▸ Work task
From the listing below, work out the number of lines containing "DESKTOP" and give that number without comment.

═════ Source material

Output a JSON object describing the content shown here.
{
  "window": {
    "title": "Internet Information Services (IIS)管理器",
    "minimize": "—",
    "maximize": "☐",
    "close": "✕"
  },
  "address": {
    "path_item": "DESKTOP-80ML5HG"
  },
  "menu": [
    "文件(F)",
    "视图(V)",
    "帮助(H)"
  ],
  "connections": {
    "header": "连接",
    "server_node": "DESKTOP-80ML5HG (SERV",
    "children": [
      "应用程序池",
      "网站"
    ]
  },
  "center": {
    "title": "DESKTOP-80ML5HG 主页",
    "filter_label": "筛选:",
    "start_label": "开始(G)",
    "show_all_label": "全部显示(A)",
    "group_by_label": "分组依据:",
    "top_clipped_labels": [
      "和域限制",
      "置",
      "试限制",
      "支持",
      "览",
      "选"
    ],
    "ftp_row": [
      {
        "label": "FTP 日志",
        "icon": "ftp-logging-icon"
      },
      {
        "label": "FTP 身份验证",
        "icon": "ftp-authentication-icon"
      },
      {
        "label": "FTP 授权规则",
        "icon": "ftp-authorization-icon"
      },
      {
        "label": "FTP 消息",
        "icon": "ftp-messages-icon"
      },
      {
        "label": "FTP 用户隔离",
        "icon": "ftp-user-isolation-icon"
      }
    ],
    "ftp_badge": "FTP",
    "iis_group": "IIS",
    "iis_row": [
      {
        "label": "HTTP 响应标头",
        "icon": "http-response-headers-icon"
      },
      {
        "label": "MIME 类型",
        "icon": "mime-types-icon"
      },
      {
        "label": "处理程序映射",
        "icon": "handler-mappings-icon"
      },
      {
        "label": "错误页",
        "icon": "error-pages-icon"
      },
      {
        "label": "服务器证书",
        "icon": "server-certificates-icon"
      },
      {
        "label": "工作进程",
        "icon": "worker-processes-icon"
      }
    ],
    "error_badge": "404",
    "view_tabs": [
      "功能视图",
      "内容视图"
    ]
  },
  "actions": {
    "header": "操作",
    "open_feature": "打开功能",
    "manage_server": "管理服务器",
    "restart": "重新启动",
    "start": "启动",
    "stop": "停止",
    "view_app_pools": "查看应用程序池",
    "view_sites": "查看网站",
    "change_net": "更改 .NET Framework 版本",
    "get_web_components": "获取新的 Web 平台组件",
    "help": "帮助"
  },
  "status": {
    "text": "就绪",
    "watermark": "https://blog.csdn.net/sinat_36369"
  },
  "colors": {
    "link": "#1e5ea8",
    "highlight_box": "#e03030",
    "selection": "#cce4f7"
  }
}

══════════

▸ Solution to this task
3